** Provided information follows **

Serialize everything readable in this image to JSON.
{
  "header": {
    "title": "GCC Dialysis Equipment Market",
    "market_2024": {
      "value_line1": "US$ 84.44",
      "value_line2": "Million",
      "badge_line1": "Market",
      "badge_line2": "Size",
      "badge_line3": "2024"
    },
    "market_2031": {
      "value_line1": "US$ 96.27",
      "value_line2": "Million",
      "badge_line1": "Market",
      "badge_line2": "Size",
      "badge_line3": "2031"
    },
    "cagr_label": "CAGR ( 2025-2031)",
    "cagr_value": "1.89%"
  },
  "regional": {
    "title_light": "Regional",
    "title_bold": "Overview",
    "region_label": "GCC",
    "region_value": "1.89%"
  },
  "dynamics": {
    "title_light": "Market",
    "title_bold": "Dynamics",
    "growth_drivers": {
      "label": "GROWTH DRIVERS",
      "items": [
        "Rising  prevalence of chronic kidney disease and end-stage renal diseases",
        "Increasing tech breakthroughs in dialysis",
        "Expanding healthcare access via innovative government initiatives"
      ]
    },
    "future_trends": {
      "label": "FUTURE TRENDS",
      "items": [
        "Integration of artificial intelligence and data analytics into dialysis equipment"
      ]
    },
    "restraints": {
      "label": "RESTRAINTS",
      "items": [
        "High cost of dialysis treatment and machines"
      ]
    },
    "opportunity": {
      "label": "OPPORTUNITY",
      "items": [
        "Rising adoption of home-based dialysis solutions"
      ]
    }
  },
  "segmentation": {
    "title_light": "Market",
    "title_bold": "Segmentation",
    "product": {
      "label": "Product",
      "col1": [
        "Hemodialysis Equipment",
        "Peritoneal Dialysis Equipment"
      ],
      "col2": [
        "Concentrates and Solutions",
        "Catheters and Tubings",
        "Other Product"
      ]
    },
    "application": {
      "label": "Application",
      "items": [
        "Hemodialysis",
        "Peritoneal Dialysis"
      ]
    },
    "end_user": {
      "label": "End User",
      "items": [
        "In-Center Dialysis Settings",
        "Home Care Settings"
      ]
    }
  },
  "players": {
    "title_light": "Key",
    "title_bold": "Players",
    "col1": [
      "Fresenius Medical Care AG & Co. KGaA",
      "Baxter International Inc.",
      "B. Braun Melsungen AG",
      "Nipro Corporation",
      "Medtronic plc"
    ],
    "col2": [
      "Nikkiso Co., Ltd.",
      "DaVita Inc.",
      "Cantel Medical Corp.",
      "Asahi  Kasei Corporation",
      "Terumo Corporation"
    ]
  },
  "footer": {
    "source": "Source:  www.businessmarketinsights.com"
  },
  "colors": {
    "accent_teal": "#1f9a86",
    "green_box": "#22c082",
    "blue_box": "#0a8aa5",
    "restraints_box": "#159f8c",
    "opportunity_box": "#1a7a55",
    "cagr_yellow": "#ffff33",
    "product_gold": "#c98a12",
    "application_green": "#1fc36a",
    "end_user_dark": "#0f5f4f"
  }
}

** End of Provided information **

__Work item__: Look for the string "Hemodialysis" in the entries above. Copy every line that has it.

__Output of the task__:
        "Hemodialysis Equipment",
        "Hemodialysis",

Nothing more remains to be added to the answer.